=== Section Start ===

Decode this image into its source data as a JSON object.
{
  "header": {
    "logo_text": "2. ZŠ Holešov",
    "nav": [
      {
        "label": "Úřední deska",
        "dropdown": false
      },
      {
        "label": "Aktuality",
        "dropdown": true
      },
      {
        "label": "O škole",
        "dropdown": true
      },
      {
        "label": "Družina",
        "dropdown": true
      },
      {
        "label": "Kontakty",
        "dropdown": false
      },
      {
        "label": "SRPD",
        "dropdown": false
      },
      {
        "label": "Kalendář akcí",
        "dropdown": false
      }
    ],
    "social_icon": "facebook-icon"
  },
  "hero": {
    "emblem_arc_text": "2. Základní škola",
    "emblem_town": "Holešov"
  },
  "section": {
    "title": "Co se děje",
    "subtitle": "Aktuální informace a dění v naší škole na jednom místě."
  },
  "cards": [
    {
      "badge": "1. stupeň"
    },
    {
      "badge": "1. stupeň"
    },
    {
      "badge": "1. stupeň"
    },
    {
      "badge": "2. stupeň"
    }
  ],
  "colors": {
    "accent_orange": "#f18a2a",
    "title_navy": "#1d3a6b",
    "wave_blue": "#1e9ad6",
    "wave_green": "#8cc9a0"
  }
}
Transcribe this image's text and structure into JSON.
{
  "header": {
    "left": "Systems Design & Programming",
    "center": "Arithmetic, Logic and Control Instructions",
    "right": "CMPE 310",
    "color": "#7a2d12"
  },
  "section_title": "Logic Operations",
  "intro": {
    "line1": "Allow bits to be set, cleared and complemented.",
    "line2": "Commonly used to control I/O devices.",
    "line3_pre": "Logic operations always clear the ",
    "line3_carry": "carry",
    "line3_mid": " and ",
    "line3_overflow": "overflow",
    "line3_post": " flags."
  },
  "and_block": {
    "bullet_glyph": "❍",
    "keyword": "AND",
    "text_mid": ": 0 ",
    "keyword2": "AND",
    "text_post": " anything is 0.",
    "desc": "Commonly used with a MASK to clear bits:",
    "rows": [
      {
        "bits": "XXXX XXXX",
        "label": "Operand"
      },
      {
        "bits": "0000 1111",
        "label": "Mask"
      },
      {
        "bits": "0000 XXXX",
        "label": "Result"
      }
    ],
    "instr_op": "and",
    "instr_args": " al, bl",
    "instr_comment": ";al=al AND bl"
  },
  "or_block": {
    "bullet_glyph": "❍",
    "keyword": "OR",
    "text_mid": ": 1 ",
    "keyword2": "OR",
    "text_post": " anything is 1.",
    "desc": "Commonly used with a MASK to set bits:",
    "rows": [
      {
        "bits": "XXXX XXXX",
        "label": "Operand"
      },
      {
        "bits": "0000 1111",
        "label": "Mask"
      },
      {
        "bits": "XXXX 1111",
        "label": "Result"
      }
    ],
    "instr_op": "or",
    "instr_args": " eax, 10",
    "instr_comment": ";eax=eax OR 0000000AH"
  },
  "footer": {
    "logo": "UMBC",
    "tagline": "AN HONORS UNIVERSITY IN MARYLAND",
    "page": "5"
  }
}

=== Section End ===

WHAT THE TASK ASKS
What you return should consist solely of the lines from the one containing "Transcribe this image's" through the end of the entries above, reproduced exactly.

RESULT OF THE TASK
Transcribe this image's text and structure into JSON.
{
  "header": {
    "left": "Systems Design & Programming",
    "center": "Arithmetic, Logic and Control Instructions",
    "right": "CMPE 310",
    "color": "#7a2d12"
  },
  "section_title": "Logic Operations",
  "intro": {
    "line1": "Allow bits to be set, cleared and complemented.",
    "line2": "Commonly used to control I/O devices.",
    "line3_pre": "Logic operations always clear the ",
    "line3_carry": "carry",
    "line3_mid": " and ",
    "line3_overflow": "overflow",
    "line3_post": " flags."
  },
  "and_block": {
    "bullet_glyph": "❍",
    "keyword": "AND",
    "text_mid": ": 0 ",
    "keyword2": "AND",
    "text_post": " anything is 0.",
    "desc": "Commonly used with a MASK to clear bits:",
    "rows": [
      {
        "bits": "XXXX XXXX",
        "label": "Operand"
      },
      {
        "bits": "0000 1111",
        "label": "Mask"
      },
      {
        "bits": "0000 XXXX",
        "label": "Result"
      }
    ],
    "instr_op": "and",
    "instr_args": " al, bl",
    "instr_comment": ";al=al AND bl"
  },
  "or_block": {
    "bullet_glyph": "❍",
    "keyword": "OR",
    "text_mid": ": 1 ",
    "keyword2": "OR",
    "text_post": " anything is 1.",
    "desc": "Commonly used with a MASK to set bits:",
    "rows": [
      {
        "bits": "XXXX XXXX",
        "label": "Operand"
      },
      {
        "bits": "0000 1111",
        "label": "Mask"
      },
      {
        "bits": "XXXX 1111",
        "label": "Result"
      }
    ],
    "instr_op": "or",
    "instr_args": " eax, 10",
    "instr_comment": ";eax=eax OR 0000000AH"
  },
  "footer": {
    "logo": "UMBC",
    "tagline": "AN HONORS UNIVERSITY IN MARYLAND",
    "page": "5"
  }
}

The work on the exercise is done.